> _What is expected_:
All lines in the data that hold the word "structure" need copying.

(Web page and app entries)
::::::

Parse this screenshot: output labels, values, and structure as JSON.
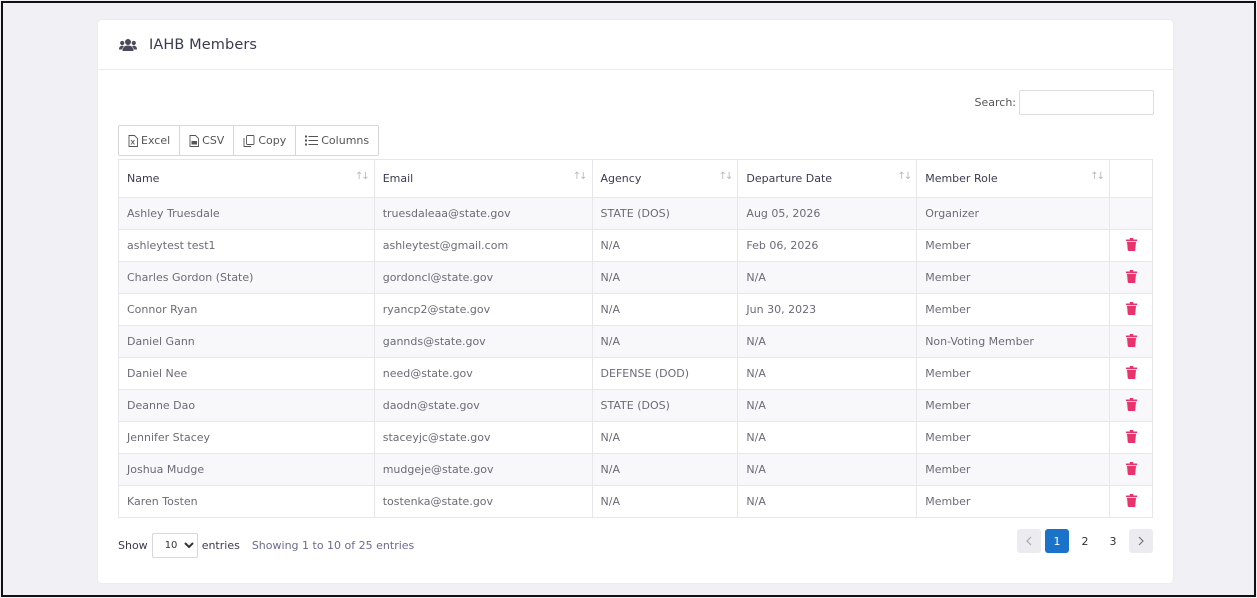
{
  "header": {
    "title": "IAHB Members",
    "icon": "users-icon"
  },
  "search": {
    "label": "Search:",
    "value": "",
    "placeholder": ""
  },
  "toolbar": {
    "excel_label": "Excel",
    "csv_label": "CSV",
    "copy_label": "Copy",
    "columns_label": "Columns"
  },
  "table": {
    "columns": [
      "Name",
      "Email",
      "Agency",
      "Departure Date",
      "Member Role"
    ],
    "rows": [
      {
        "name": "Ashley Truesdale",
        "email": "truesdaleaa@state.gov",
        "agency": "STATE (DOS)",
        "date": "Aug 05, 2026",
        "role": "Organizer"
      },
      {
        "name": "ashleytest test1",
        "email": "ashleytest@gmail.com",
        "agency": "N/A",
        "date": "Feb 06, 2026",
        "role": "Member"
      },
      {
        "name": "Charles Gordon (State)",
        "email": "gordoncl@state.gov",
        "agency": "N/A",
        "date": "N/A",
        "role": "Member"
      },
      {
        "name": "Connor Ryan",
        "email": "ryancp2@state.gov",
        "agency": "N/A",
        "date": "Jun 30, 2023",
        "role": "Member"
      },
      {
        "name": "Daniel Gann",
        "email": "gannds@state.gov",
        "agency": "N/A",
        "date": "N/A",
        "role": "Non-Voting Member"
      },
      {
        "name": "Daniel Nee",
        "email": "need@state.gov",
        "agency": "DEFENSE (DOD)",
        "date": "N/A",
        "role": "Member"
      },
      {
        "name": "Deanne Dao",
        "email": "daodn@state.gov",
        "agency": "STATE (DOS)",
        "date": "N/A",
        "role": "Member"
      },
      {
        "name": "Jennifer Stacey",
        "email": "staceyjc@state.gov",
        "agency": "N/A",
        "date": "N/A",
        "role": "Member"
      },
      {
        "name": "Joshua Mudge",
        "email": "mudgeje@state.gov",
        "agency": "N/A",
        "date": "N/A",
        "role": "Member"
      },
      {
        "name": "Karen Tosten",
        "email": "tostenka@state.gov",
        "agency": "N/A",
        "date": "N/A",
        "role": "Member"
      }
    ],
    "delete_rows": [
      false,
      true,
      true,
      true,
      true,
      true,
      true,
      true,
      true,
      true
    ]
  },
  "footer": {
    "show_label": "Show",
    "entries_value": "10",
    "entries_label": "entries",
    "info": "Showing 1 to 10 of 25 entries"
  },
  "pagination": {
    "pages": [
      "1",
      "2",
      "3"
    ],
    "current": "1"
  },
  "colors": {
    "accent": "#1a73c8",
    "delete": "#e8336d",
    "background": "#f1f1f5"
  }
}
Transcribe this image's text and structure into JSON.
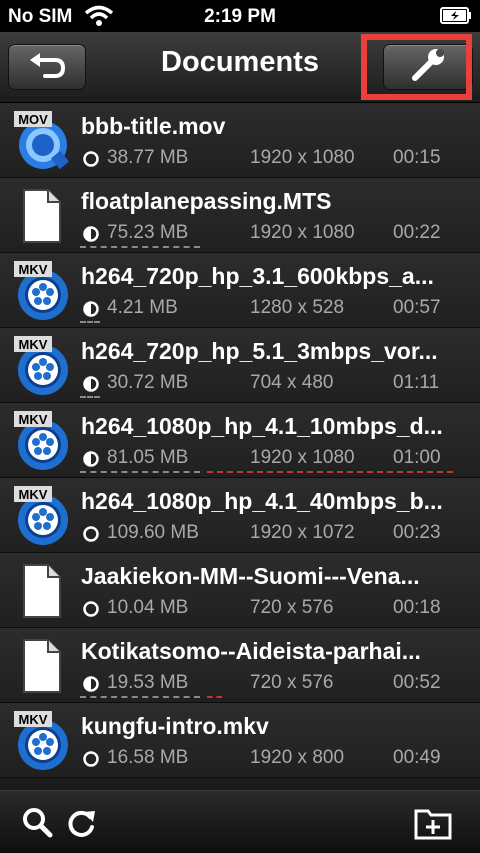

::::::

> _Expected output_:
Parse this screenshot: output labels, values, and structure as JSON.
Transcribe this image's text and structure into JSON.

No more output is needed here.